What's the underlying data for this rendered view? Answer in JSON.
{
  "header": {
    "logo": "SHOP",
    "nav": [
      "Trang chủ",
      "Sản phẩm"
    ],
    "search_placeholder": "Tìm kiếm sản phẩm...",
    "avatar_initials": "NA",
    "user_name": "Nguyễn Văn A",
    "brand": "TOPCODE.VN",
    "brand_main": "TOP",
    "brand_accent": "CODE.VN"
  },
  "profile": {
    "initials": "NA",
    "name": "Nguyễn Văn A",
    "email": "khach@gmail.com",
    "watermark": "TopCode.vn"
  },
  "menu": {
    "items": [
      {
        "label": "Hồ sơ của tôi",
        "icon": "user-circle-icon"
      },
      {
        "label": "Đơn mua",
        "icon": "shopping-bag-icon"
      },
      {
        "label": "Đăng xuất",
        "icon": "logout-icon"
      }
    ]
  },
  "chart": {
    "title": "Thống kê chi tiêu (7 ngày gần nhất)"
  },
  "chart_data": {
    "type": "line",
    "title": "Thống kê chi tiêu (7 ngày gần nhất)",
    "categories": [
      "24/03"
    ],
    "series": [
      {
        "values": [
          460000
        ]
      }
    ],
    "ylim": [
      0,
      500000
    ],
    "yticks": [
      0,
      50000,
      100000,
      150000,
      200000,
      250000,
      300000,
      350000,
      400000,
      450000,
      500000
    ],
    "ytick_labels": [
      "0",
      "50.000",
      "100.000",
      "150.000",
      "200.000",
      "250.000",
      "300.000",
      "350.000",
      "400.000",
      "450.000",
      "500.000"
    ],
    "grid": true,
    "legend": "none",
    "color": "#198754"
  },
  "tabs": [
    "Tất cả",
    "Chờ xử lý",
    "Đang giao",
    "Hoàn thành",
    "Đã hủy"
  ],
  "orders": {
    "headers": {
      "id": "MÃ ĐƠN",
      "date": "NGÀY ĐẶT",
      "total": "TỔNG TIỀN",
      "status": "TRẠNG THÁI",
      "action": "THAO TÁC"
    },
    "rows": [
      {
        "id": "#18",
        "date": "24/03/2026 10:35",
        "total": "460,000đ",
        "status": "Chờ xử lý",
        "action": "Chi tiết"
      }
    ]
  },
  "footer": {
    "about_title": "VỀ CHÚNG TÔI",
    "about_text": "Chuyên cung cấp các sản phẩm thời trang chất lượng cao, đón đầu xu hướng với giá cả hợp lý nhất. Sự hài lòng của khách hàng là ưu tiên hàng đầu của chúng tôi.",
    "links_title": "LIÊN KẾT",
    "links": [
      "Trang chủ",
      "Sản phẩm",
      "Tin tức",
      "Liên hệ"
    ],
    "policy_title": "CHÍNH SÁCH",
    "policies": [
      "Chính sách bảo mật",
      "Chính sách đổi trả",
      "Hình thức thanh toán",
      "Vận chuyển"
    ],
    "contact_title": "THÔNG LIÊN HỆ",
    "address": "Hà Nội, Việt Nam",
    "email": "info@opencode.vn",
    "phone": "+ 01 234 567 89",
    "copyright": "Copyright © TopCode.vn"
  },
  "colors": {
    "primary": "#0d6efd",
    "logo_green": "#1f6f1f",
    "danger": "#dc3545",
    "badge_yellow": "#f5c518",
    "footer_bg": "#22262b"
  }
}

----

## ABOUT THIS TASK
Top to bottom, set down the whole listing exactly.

## WRITTEN ANSWER
What's the underlying data for this rendered view? Answer in JSON.
{
  "header": {
    "logo": "SHOP",
    "nav": [
      "Trang chủ",
      "Sản phẩm"
    ],
    "search_placeholder": "Tìm kiếm sản phẩm...",
    "avatar_initials": "NA",
    "user_name": "Nguyễn Văn A",
    "brand": "TOPCODE.VN",
    "brand_main": "TOP",
    "brand_accent": "CODE.VN"
  },
  "profile": {
    "initials": "NA",
    "name": "Nguyễn Văn A",
    "email": "khach@gmail.com",
    "watermark": "TopCode.vn"
  },
  "menu": {
    "items": [
      {
        "label": "Hồ sơ của tôi",
        "icon": "user-circle-icon"
      },
      {
        "label": "Đơn mua",
        "icon": "shopping-bag-icon"
      },
      {
        "label": "Đăng xuất",
        "icon": "logout-icon"
      }
    ]
  },
  "chart": {
    "title": "Thống kê chi tiêu (7 ngày gần nhất)"
  },
  "chart_data": {
    "type": "line",
    "title": "Thống kê chi tiêu (7 ngày gần nhất)",
    "categories": [
      "24/03"
    ],
    "series": [
      {
        "values": [
          460000
        ]
      }
    ],
    "ylim": [
      0,
      500000
    ],
    "yticks": [
      0,
      50000,
      100000,
      150000,
      200000,
      250000,
      300000,
      350000,
      400000,
      450000,
      500000
    ],
    "ytick_labels": [
      "0",
      "50.000",
      "100.000",
      "150.000",
      "200.000",
      "250.000",
      "300.000",
      "350.000",
      "400.000",
      "450.000",
      "500.000"
    ],
    "grid": true,
    "legend": "none",
    "color": "#198754"
  },
  "tabs": [
    "Tất cả",
    "Chờ xử lý",
    "Đang giao",
    "Hoàn thành",
    "Đã hủy"
  ],
  "orders": {
    "headers": {
      "id": "MÃ ĐƠN",
      "date": "NGÀY ĐẶT",
      "total": "TỔNG TIỀN",
      "status": "TRẠNG THÁI",
      "action": "THAO TÁC"
    },
    "rows": [
      {
        "id": "#18",
        "date": "24/03/2026 10:35",
        "total": "460,000đ",
        "status": "Chờ xử lý",
        "action": "Chi tiết"
      }
    ]
  },
  "footer": {
    "about_title": "VỀ CHÚNG TÔI",
    "about_text": "Chuyên cung cấp các sản phẩm thời trang chất lượng cao, đón đầu xu hướng với giá cả hợp lý nhất. Sự hài lòng của khách hàng là ưu tiên hàng đầu của chúng tôi.",
    "links_title": "LIÊN KẾT",
    "links": [
      "Trang chủ",
      "Sản phẩm",
      "Tin tức",
      "Liên hệ"
    ],
    "policy_title": "CHÍNH SÁCH",
    "policies": [
      "Chính sách bảo mật",
      "Chính sách đổi trả",
      "Hình thức thanh toán",
      "Vận chuyển"
    ],
    "contact_title": "THÔNG LIÊN HỆ",
    "address": "Hà Nội, Việt Nam",
    "email": "info@opencode.vn",
    "phone": "+ 01 234 567 89",
    "copyright": "Copyright © TopCode.vn"
  },
  "colors": {
    "primary": "#0d6efd",
    "logo_green": "#1f6f1f",
    "danger": "#dc3545",
    "badge_yellow": "#f5c518",
    "footer_bg": "#22262b"
  }
}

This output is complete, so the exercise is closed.